Keep the pictures out and restate every record exactly.

Items from an interface collection
■ ■ ■ ■

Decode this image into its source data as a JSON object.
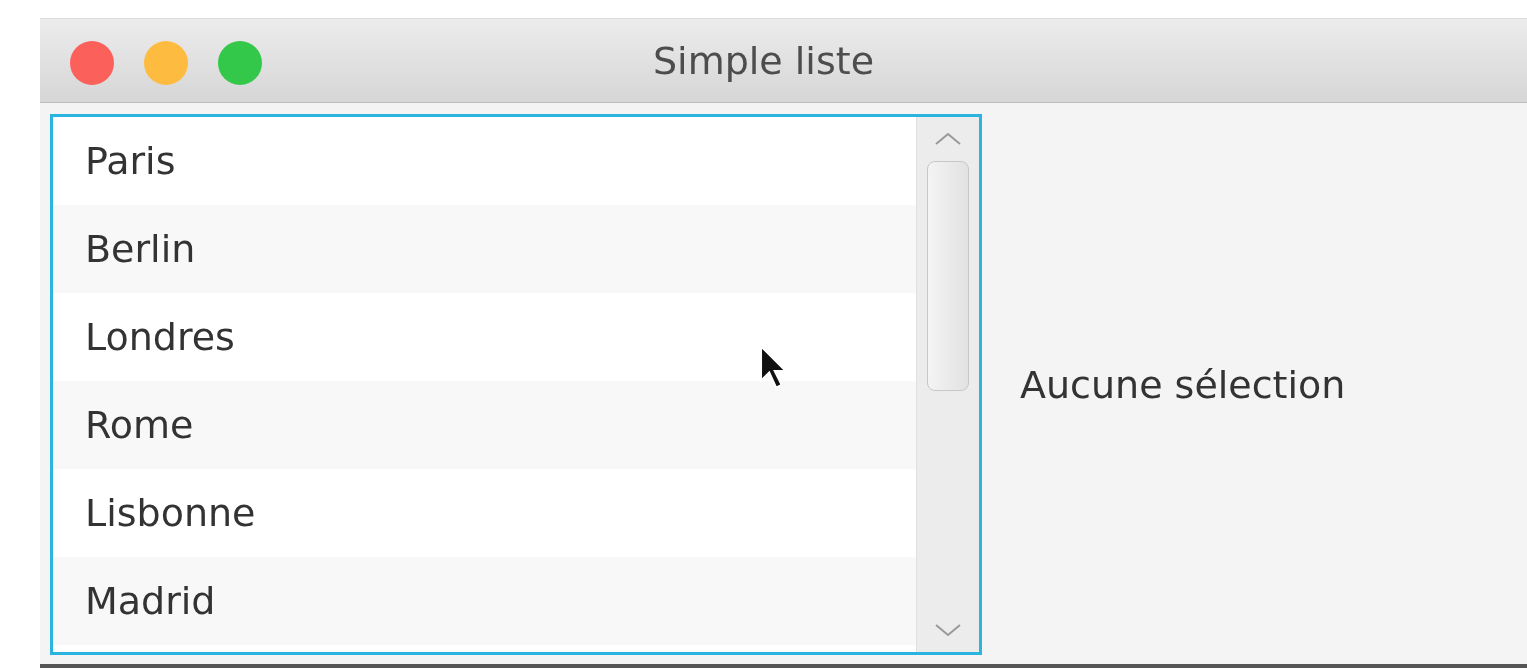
{
  "window": {
    "title": "Simple liste"
  },
  "list": {
    "items": [
      {
        "label": "Paris",
        "selected": false
      },
      {
        "label": "Berlin",
        "selected": false
      },
      {
        "label": "Londres",
        "selected": false
      },
      {
        "label": "Rome",
        "selected": false
      },
      {
        "label": "Lisbonne",
        "selected": false
      },
      {
        "label": "Madrid",
        "selected": false
      }
    ]
  },
  "selection_label": "Aucune sélection"
}
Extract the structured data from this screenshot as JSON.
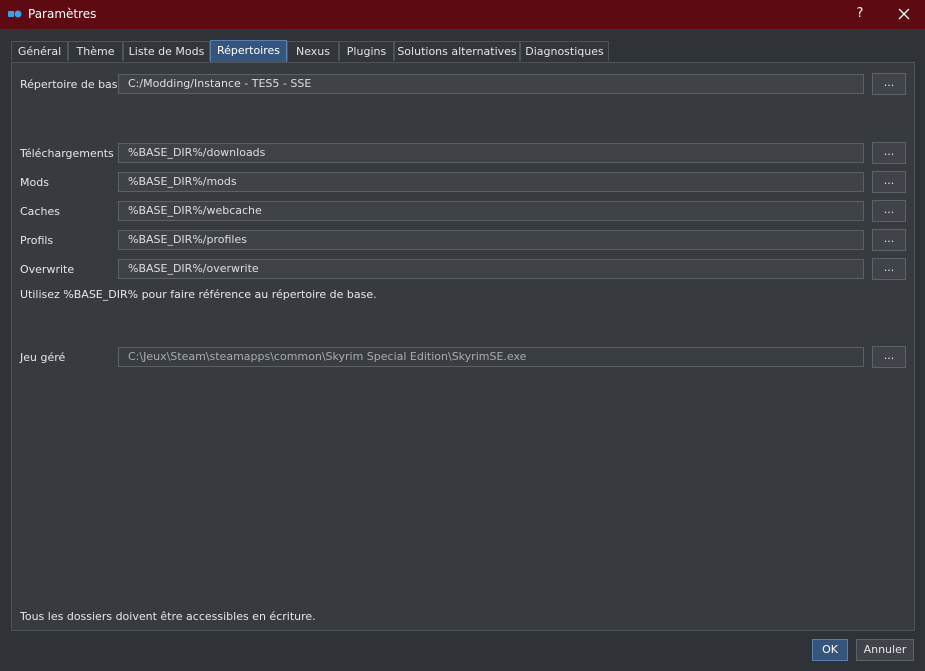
{
  "window": {
    "title": "Paramètres",
    "help_label": "?"
  },
  "tabs": [
    {
      "label": "Général"
    },
    {
      "label": "Thème"
    },
    {
      "label": "Liste de Mods"
    },
    {
      "label": "Répertoires",
      "active": true
    },
    {
      "label": "Nexus"
    },
    {
      "label": "Plugins"
    },
    {
      "label": "Solutions alternatives"
    },
    {
      "label": "Diagnostiques"
    }
  ],
  "directories": {
    "base": {
      "label": "Répertoire de base",
      "value": "C:/Modding/Instance - TES5 - SSE"
    },
    "downloads": {
      "label": "Téléchargements",
      "value": "%BASE_DIR%/downloads"
    },
    "mods": {
      "label": "Mods",
      "value": "%BASE_DIR%/mods"
    },
    "caches": {
      "label": "Caches",
      "value": "%BASE_DIR%/webcache"
    },
    "profiles": {
      "label": "Profils",
      "value": "%BASE_DIR%/profiles"
    },
    "overwrite": {
      "label": "Overwrite",
      "value": "%BASE_DIR%/overwrite"
    },
    "hint": "Utilisez %BASE_DIR% pour faire référence au répertoire de base.",
    "game": {
      "label": "Jeu géré",
      "value": "C:\\Jeux\\Steam\\steamapps\\common\\Skyrim Special Edition\\SkyrimSE.exe"
    },
    "browse_label": "...",
    "footer_note": "Tous les dossiers doivent être accessibles en écriture."
  },
  "buttons": {
    "ok": "OK",
    "cancel": "Annuler"
  },
  "colors": {
    "titlebar": "#5e0a12",
    "accent": "#35557d",
    "background": "#2f3237"
  }
}
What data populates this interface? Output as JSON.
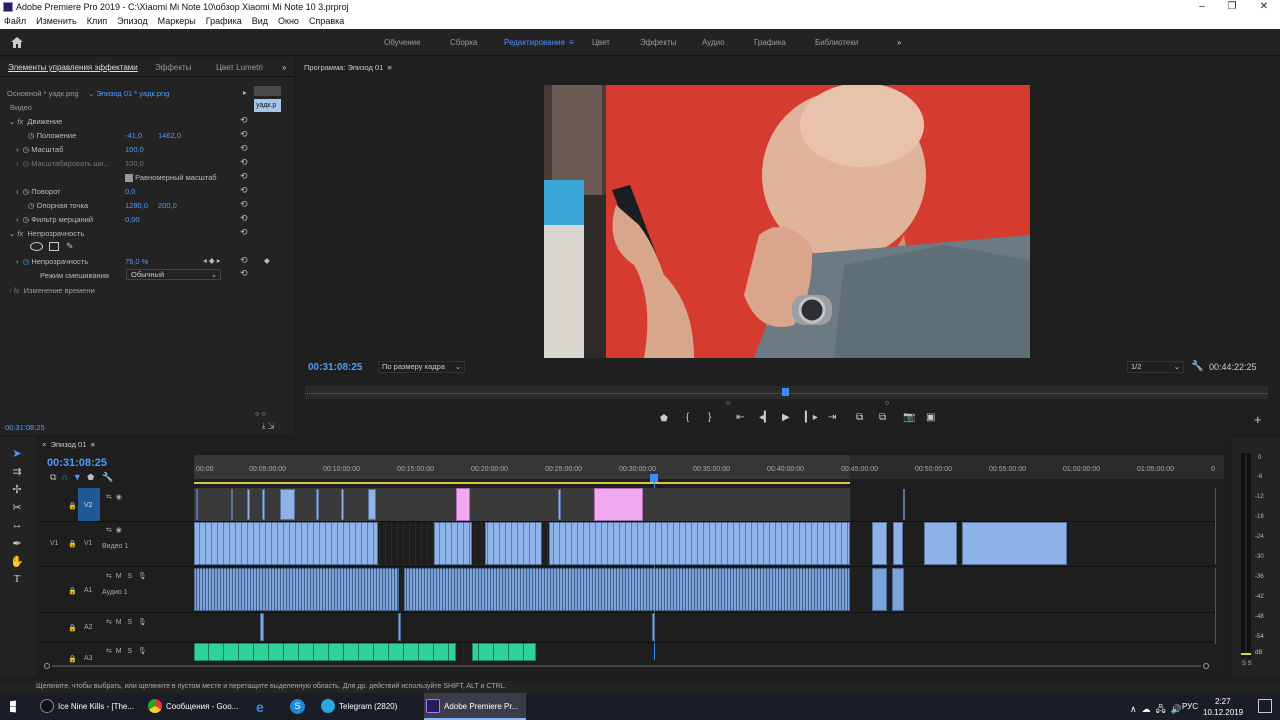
{
  "titlebar": {
    "title": "Adobe Premiere Pro 2019 - C:\\Xiaomi Mi Note 10\\обзор Xiaomi Mi Note 10 3.prproj"
  },
  "menu": [
    "Файл",
    "Изменить",
    "Клип",
    "Эпизод",
    "Маркеры",
    "Графика",
    "Вид",
    "Окно",
    "Справка"
  ],
  "workspaces": {
    "items": [
      "Обучение",
      "Сборка",
      "Редактирование",
      "Цвет",
      "Эффекты",
      "Аудио",
      "Графика",
      "Библиотеки"
    ],
    "active": "Редактирование"
  },
  "effects_panel": {
    "tabs": [
      "Элементы управления эффектами",
      "Эффекты",
      "Цвет Lumetri"
    ],
    "source": "Основной * уадк.png",
    "sequence": "Эпизод 01 * уадк.png",
    "clip_name": "уадк.p",
    "section_video": "Видео",
    "motion": "Движение",
    "position_label": "Положение",
    "position_x": "-41,0",
    "position_y": "1462,0",
    "scale_label": "Масштаб",
    "scale_value": "100,0",
    "scale_width_label": "Масштабировать ши...",
    "scale_width_value": "100,0",
    "uniform_scale": "Равномерный масштаб",
    "rotation_label": "Поворот",
    "rotation_value": "0,0",
    "anchor_label": "Опорная точка",
    "anchor_x": "1280,0",
    "anchor_y": "200,0",
    "flicker_label": "Фильтр мерцаний",
    "flicker_value": "0,00",
    "opacity_section": "Непрозрачность",
    "opacity_label": "Непрозрачность",
    "opacity_value": "75,0 %",
    "blend_label": "Режим смешивания",
    "blend_value": "Обычный",
    "time_remap": "Изменение времени",
    "timecode": "00:31:08:25"
  },
  "program": {
    "title": "Программа: Эпизод 01",
    "timecode": "00:31:08:25",
    "fit": "По размеру кадра",
    "resolution": "1/2",
    "duration": "00:44:22:25"
  },
  "timeline": {
    "tab": "Эпизод 01",
    "timecode": "00:31:08:25",
    "ruler": [
      "00:00",
      "00:05:00:00",
      "00:10:00:00",
      "00:15:00:00",
      "00:20:00:00",
      "00:25:00:00",
      "00:30:00:00",
      "00:35:00:00",
      "00:40:00:00",
      "00:45:00:00",
      "00:50:00:00",
      "00:55:00:00",
      "01:00:00:00",
      "01:05:00:00",
      "0"
    ],
    "tracks": {
      "v2": "V2",
      "v1": "V1",
      "v1name": "Видео 1",
      "a1": "A1",
      "a1name": "Аудио 1",
      "a2": "A2",
      "a3": "A3"
    }
  },
  "meter_labels": [
    "0",
    "-6",
    "-12",
    "-18",
    "-24",
    "-30",
    "-36",
    "-42",
    "-48",
    "-54",
    "dB"
  ],
  "meter_solo": "S  S",
  "status": "Щелкните, чтобы выбрать, или щелкните в пустом месте и перетащите выделенную область. Для др. действий используйте SHIFT, ALT и CTRL.",
  "taskbar": {
    "items": [
      "Ice Nine Kills - [The...",
      "Сообщения - Goo...",
      "Telegram (2820)",
      "Adobe Premiere Pr..."
    ],
    "lang": "РУС",
    "time": "2:27",
    "date": "10.12.2019"
  },
  "colors": {
    "accent": "#4a90ff",
    "audio_clip": "#7ba4dc",
    "graphic_clip": "#2fd39a",
    "pink_clip": "#f0a8ef"
  }
}
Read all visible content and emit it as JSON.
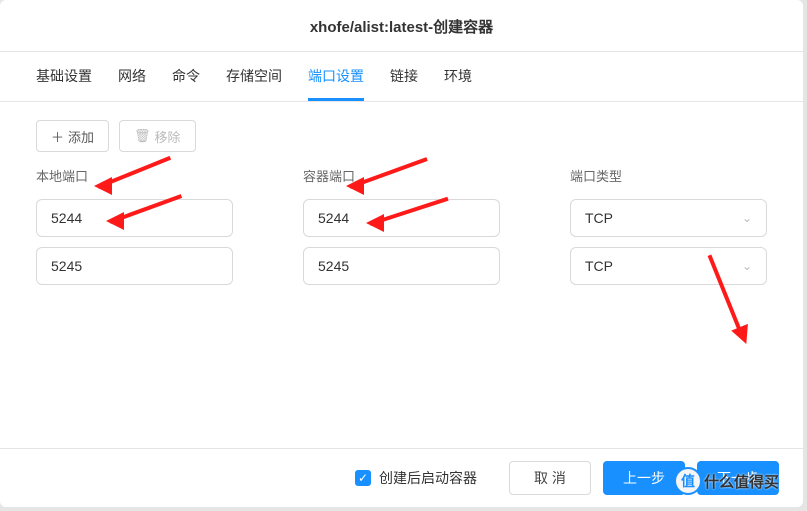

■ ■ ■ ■

→ Exercise response
Decode this image into its source data as a JSON object.
{
  "window": {
    "title": "Simple liste"
  },
  "list": {
    "items": [
      {
        "label": "Paris",
        "selected": false
      },
      {
        "label": "Berlin",
        "selected": false
      },
      {
        "label": "Londres",
        "selected": false
      },
      {
        "label": "Rome",
        "selected": false
      },
      {
        "label": "Lisbonne",
        "selected": false
      },
      {
        "label": "Madrid",
        "selected": false
      }
    ]
  },
  "selection_label": "Aucune sélection"
}
Extract the structured data from this screenshot as JSON.
{
  "window": {
    "title": "Paramètres",
    "help_label": "?"
  },
  "tabs": [
    {
      "label": "Général"
    },
    {
      "label": "Thème"
    },
    {
      "label": "Liste de Mods"
    },
    {
      "label": "Répertoires",
      "active": true
    },
    {
      "label": "Nexus"
    },
    {
      "label": "Plugins"
    },
    {
      "label": "Solutions alternatives"
    },
    {
      "label": "Diagnostiques"
    }
  ],
  "directories": {
    "base": {
      "label": "Répertoire de base",
      "value": "C:/Modding/Instance - TES5 - SSE"
    },
    "downloads": {
      "label": "Téléchargements",
      "value": "%BASE_DIR%/downloads"
    },
    "mods": {
      "label": "Mods",
      "value": "%BASE_DIR%/mods"
    },
    "caches": {
      "label": "Caches",
      "value": "%BASE_DIR%/webcache"
    },
    "profiles": {
      "label": "Profils",
      "value": "%BASE_DIR%/profiles"
    },
    "overwrite": {
      "label": "Overwrite",
      "value": "%BASE_DIR%/overwrite"
    },
    "hint": "Utilisez %BASE_DIR% pour faire référence au répertoire de base.",
    "game": {
      "label": "Jeu géré",
      "value": "C:\\Jeux\\Steam\\steamapps\\common\\Skyrim Special Edition\\SkyrimSE.exe"
    },
    "browse_label": "...",
    "footer_note": "Tous les dossiers doivent être accessibles en écriture."
  },
  "buttons": {
    "ok": "OK",
    "cancel": "Annuler"
  },
  "colors": {
    "titlebar": "#5e0a12",
    "accent": "#35557d",
    "background": "#2f3237"
  }
}
What data populates this interface? Output as JSON.
{
  "titlebar": {
    "title": "Adobe Premiere Pro 2019 - C:\\Xiaomi Mi Note 10\\обзор Xiaomi Mi Note 10 3.prproj"
  },
  "menu": [
    "Файл",
    "Изменить",
    "Клип",
    "Эпизод",
    "Маркеры",
    "Графика",
    "Вид",
    "Окно",
    "Справка"
  ],
  "workspaces": {
    "items": [
      "Обучение",
      "Сборка",
      "Редактирование",
      "Цвет",
      "Эффекты",
      "Аудио",
      "Графика",
      "Библиотеки"
    ],
    "active": "Редактирование"
  },
  "effects_panel": {
    "tabs": [
      "Элементы управления эффектами",
      "Эффекты",
      "Цвет Lumetri"
    ],
    "source": "Основной * уадк.png",
    "sequence": "Эпизод 01 * уадк.png",
    "clip_name": "уадк.p",
    "section_video": "Видео",
    "motion": "Движение",
    "position_label": "Положение",
    "position_x": "-41,0",
    "position_y": "1462,0",
    "scale_label": "Масштаб",
    "scale_value": "100,0",
    "scale_width_label": "Масштабировать ши...",
    "scale_width_value": "100,0",
    "uniform_scale": "Равномерный масштаб",
    "rotation_label": "Поворот",
    "rotation_value": "0,0",
    "anchor_label": "Опорная точка",
    "anchor_x": "1280,0",
    "anchor_y": "200,0",
    "flicker_label": "Фильтр мерцаний",
    "flicker_value": "0,00",
    "opacity_section": "Непрозрачность",
    "opacity_label": "Непрозрачность",
    "opacity_value": "75,0 %",
    "blend_label": "Режим смешивания",
    "blend_value": "Обычный",
    "time_remap": "Изменение времени",
    "timecode": "00:31:08:25"
  },
  "program": {
    "title": "Программа: Эпизод 01",
    "timecode": "00:31:08:25",
    "fit": "По размеру кадра",
    "resolution": "1/2",
    "duration": "00:44:22:25"
  },
  "timeline": {
    "tab": "Эпизод 01",
    "timecode": "00:31:08:25",
    "ruler": [
      "00:00",
      "00:05:00:00",
      "00:10:00:00",
      "00:15:00:00",
      "00:20:00:00",
      "00:25:00:00",
      "00:30:00:00",
      "00:35:00:00",
      "00:40:00:00",
      "00:45:00:00",
      "00:50:00:00",
      "00:55:00:00",
      "01:00:00:00",
      "01:05:00:00",
      "0"
    ],
    "tracks": {
      "v2": "V2",
      "v1": "V1",
      "v1name": "Видео 1",
      "a1": "A1",
      "a1name": "Аудио 1",
      "a2": "A2",
      "a3": "A3"
    }
  },
  "meter_labels": [
    "0",
    "-6",
    "-12",
    "-18",
    "-24",
    "-30",
    "-36",
    "-42",
    "-48",
    "-54",
    "dB"
  ],
  "meter_solo": "S  S",
  "status": "Щелкните, чтобы выбрать, или щелкните в пустом месте и перетащите выделенную область. Для др. действий используйте SHIFT, ALT и CTRL.",
  "taskbar": {
    "items": [
      "Ice Nine Kills - [The...",
      "Сообщения - Goo...",
      "Telegram (2820)",
      "Adobe Premiere Pr..."
    ],
    "lang": "РУС",
    "time": "2:27",
    "date": "10.12.2019"
  },
  "colors": {
    "accent": "#4a90ff",
    "audio_clip": "#7ba4dc",
    "graphic_clip": "#2fd39a",
    "pink_clip": "#f0a8ef"
  }
}
Read all visible content and emit it as JSON.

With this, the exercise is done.